Tesla (TSLA -0.11%) was up against some significant headwinds last year. Not only did the automaker face tough year-ago comparisons when soaring Model 3 deliveries led to 50% growth in vehicle deliveries, but it had to pause manufacturing in the spring of 2020 as it dealt with lockdowns related to COVID-19. Yet the electric-car maker still managed to grow vehicle deliveries 36% for the year.
Though Tesla's 2020 performance was impressive, it might look modest in comparison to the automaker's 2021 sales. The current consensus estimate for Tesla's vehicle deliveries this year is 850,000 units, up from about 500,000 in 2020. Indeed, one of the most recent analyst forecasts calls for 929,000 deliveries this year, which would mark growth of more than 85% year over year.
Why deliveries should skyrocket
It's not too surprising to see analysts so bullish on Tesla's deliveries in 2021. The automaker has been making remarkable progress on expanding its production capacity. Going into 2020, Tesla had installed tooling at its factories for annualized production capacity of 640,000 units. By the end of the year, Tesla's installed annualized production capacity had reached 1.05 million vehicles.
Yet even these figures don't fully capture Tesla's manufacturing momentum. The company also had two production lines under construction at the end of the year -- a Model Y production line at its new factory in Berlin, Germany, and another one at its new factory in Texas. Tesla said in its fourth-quarter update that it expects to begin vehicle production at these new factories this year.
What to watch
Fortunately, Tesla investors will soon get better insight into whether analysts' optimistic outlook for the automaker's deliveries is realistic. The company will release its first-quarter financial results on April 26. Tesla's updates usually provide insight into recent delivery trends, demand, and more.
We already know Tesla kicked off the year with strong first-quarter deliveries, as it announced its quarterly deliveries ahead of its earnings report. Tesla delivered approximately 185,000 vehicles, up 109% year over year. However, other information in the earnings report should still be helpful to investors when assessing the company's growth potential. First and foremost, investors should look for any commentary from management on demand for its vehicles. Obviously, Tesla needs more than strong growth in production; it needs similarly high levels of demand, too.

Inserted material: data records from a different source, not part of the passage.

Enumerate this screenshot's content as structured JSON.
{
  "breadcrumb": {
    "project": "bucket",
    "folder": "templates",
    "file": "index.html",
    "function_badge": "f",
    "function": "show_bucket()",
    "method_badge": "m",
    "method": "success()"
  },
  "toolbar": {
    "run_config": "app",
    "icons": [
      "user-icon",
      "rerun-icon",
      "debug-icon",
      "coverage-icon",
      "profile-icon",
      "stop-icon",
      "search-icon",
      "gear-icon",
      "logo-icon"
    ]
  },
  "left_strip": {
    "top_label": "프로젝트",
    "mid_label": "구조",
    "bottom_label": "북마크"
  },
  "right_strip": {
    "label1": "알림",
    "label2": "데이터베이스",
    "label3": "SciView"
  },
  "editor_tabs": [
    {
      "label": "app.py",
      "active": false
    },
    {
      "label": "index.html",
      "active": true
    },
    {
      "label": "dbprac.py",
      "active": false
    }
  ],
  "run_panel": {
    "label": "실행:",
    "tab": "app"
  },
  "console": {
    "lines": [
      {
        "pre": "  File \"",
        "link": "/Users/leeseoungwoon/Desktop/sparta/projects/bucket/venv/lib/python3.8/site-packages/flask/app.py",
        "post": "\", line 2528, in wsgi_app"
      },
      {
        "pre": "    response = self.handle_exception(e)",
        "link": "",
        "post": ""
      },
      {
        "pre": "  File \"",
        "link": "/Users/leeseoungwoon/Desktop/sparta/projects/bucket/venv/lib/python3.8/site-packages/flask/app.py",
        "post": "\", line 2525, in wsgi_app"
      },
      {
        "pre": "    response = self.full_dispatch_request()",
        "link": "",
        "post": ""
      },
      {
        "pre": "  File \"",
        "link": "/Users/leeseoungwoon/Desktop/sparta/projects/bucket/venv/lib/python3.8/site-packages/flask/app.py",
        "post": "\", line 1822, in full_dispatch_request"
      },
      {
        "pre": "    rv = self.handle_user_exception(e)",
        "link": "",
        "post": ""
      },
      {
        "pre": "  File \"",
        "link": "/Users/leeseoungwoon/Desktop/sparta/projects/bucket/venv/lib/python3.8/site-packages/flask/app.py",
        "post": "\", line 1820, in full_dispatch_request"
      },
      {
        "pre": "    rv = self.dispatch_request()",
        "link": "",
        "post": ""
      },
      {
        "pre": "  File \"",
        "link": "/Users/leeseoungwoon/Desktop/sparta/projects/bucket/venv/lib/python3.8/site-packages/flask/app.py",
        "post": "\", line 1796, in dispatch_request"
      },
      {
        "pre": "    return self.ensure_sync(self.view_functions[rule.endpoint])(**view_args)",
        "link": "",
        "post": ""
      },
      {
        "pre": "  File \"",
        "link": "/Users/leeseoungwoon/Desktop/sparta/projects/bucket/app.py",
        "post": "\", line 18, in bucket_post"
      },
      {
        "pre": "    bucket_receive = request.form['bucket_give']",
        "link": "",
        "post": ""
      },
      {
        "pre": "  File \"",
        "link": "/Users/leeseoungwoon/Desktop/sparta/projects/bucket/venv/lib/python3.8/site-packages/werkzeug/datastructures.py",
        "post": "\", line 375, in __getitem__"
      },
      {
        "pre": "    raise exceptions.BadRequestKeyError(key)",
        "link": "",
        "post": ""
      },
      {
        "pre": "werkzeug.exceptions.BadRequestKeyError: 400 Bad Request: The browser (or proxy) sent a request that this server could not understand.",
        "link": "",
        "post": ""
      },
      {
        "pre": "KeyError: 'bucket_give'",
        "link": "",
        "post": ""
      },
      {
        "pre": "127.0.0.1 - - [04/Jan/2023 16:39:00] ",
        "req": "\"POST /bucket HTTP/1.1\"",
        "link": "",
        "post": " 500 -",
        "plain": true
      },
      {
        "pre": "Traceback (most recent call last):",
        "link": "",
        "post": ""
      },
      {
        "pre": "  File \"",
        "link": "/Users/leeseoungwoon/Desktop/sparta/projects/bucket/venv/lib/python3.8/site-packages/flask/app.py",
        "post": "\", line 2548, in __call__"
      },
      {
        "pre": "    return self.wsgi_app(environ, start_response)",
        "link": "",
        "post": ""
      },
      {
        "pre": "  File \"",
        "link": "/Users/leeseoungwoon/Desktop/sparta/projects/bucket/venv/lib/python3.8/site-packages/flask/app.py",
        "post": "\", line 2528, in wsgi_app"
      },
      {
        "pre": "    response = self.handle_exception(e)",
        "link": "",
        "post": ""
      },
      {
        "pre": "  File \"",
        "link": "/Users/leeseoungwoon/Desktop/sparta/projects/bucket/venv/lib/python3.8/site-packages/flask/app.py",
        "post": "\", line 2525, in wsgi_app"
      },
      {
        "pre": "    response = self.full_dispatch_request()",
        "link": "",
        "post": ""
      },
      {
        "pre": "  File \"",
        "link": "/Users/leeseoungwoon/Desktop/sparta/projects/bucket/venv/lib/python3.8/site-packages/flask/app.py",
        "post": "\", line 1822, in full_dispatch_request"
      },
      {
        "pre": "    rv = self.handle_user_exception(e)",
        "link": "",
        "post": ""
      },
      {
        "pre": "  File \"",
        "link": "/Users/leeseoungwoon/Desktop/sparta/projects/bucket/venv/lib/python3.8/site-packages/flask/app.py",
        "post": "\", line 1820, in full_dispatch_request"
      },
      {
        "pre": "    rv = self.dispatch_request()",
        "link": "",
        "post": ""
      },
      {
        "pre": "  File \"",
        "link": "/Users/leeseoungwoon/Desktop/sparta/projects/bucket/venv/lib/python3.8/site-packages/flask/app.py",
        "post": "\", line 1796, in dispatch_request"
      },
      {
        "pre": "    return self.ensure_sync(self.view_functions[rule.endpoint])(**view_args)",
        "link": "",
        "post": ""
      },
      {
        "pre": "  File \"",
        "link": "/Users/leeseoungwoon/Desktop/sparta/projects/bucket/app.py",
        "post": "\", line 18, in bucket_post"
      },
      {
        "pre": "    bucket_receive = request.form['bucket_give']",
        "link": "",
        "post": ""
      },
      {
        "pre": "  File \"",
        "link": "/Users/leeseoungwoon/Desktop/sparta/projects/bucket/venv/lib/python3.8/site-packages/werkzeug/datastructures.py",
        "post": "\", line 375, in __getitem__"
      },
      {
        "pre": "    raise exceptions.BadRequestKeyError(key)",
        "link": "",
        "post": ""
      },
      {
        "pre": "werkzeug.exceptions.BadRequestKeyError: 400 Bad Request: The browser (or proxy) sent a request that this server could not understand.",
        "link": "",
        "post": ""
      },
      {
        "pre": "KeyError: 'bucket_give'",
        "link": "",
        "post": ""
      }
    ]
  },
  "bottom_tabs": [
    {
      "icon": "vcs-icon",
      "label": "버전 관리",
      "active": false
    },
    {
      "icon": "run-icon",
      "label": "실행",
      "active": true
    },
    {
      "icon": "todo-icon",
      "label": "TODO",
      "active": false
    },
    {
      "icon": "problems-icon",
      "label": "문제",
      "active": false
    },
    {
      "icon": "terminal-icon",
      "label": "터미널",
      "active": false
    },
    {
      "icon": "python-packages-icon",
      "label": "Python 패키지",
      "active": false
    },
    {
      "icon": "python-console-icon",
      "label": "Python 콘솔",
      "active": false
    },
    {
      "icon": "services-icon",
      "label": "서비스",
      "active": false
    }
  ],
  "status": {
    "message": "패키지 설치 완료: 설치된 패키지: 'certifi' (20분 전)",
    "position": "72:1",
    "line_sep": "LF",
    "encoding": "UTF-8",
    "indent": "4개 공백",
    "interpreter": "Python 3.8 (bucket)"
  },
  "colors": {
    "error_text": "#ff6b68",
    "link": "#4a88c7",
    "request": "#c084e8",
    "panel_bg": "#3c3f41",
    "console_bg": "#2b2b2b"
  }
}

In addition, investors can look to see if Tesla provides an updated view for its deliveries this year. So far, the automaker has only said that it expects total 2021 deliveries to increase more than 50% compared to 2020 deliveries.
Tesla will report its first-quarter results after market close on Monday, April 26.